Most of the people reading this blog are workers whose skills and experience are in demand; we’d all like to think that our time has real value, and that someone using it ought to be paying to use that time. Of course, outside of work, that’s a much harder argument to make, and even within the context of a full-time job, modern management is trending towards result-driven evaluation rather than office presence. Basically, your time is getting harder and harder to quantify.
Then comes along a service called Clarity whose explicit purpose is to sell your expertise, and along the way figure out how big that dollar sign is above your head. It’s a marketplace for advice from experts to those willing to pay of a few minutes of their time, and I’ve been trying out the service for a couple of months out of curiosity and to test whether someone who wasn’t already famous could indeed advise others for hard cash.
Well, so far, I’ve made two calls and made around $30/call. Not great, but honestly more than I had expected.
Now, one immediate counterpoint is that charging $100/hour or $120/hour sounds like a lot, but is achievable for engineers and designers via consulting if they have a rare enough skillset or have reputation in the industry. The “work” isn’t the same, though: talking on the phone for 15-20 minutes and passing down industry-specific knowledge to an outsider is pretty trivial, not to mention that it’s something I’d already gladly do for free. The level of energy required and drained is very different than 20 minutes of intense coding or debugging via consulting or a full-time job.
For those who don’t normally charge by the hour but do dole out advice as a part of their everyday work, Clarity is one model of the free market in action. Earlier on, they made headlines by signing on Mark Cuban but having his time be valued at $10k/hour – likely more for publicity than anything else, but more realistic rates on the site can edge upwards of $300, $400 an hour.
And the service is meant to be used for small bursts of time. Communication is done through a proxied conference call, with nothing more than the phone call and a simple messaging system on the site. It limits the topics of conversation to those that can be solved with a few minutes of introduction and limited context, which can cut both ways. For some problems, the value of the advice is front-loaded and all the caller needed was a pointer in a general direction or a reaffirmation of their strategy. Other times, the conversation is more exploratory, and an epiphany may not come until the end of the talk.

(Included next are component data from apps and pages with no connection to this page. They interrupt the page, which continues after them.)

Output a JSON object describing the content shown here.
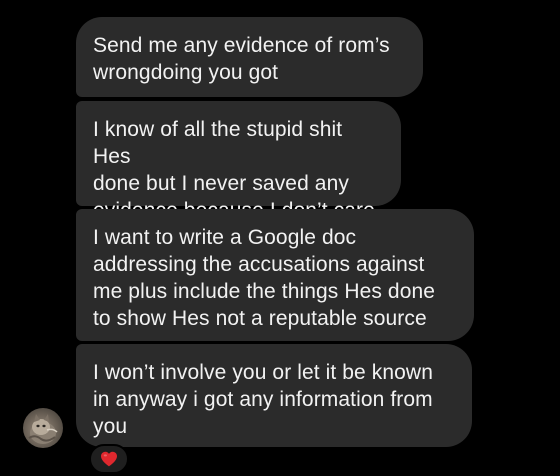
{
  "messages": [
    {
      "text": "Send me any evidence of rom’s\nwrongdoing you got"
    },
    {
      "text": "I know of all the stupid shit Hes\ndone but I never saved any\nevidence because I don’t care"
    },
    {
      "text": "I want to write a Google doc\naddressing the accusations against\nme plus include the things Hes done\nto show Hes not a reputable source"
    },
    {
      "text": "I won’t involve you or let it be known\nin anyway i got any information from\nyou"
    }
  ],
  "sender_avatar": {
    "icon": "cat-avatar-icon"
  },
  "reaction": {
    "icon": "red-heart-icon",
    "color": "#e0282e"
  },
  "colors": {
    "background": "#000000",
    "bubble": "#2b2b2b",
    "text": "#f2f2f2"
  }
}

In any case, I’m glad that Clarity exists to further facilitate the flow of information and perhaps even a brief window of mentorship. The leaders we look up to gave each other advice all the time, and increasing accessibility can only raise the tide for all our metaphorical boats.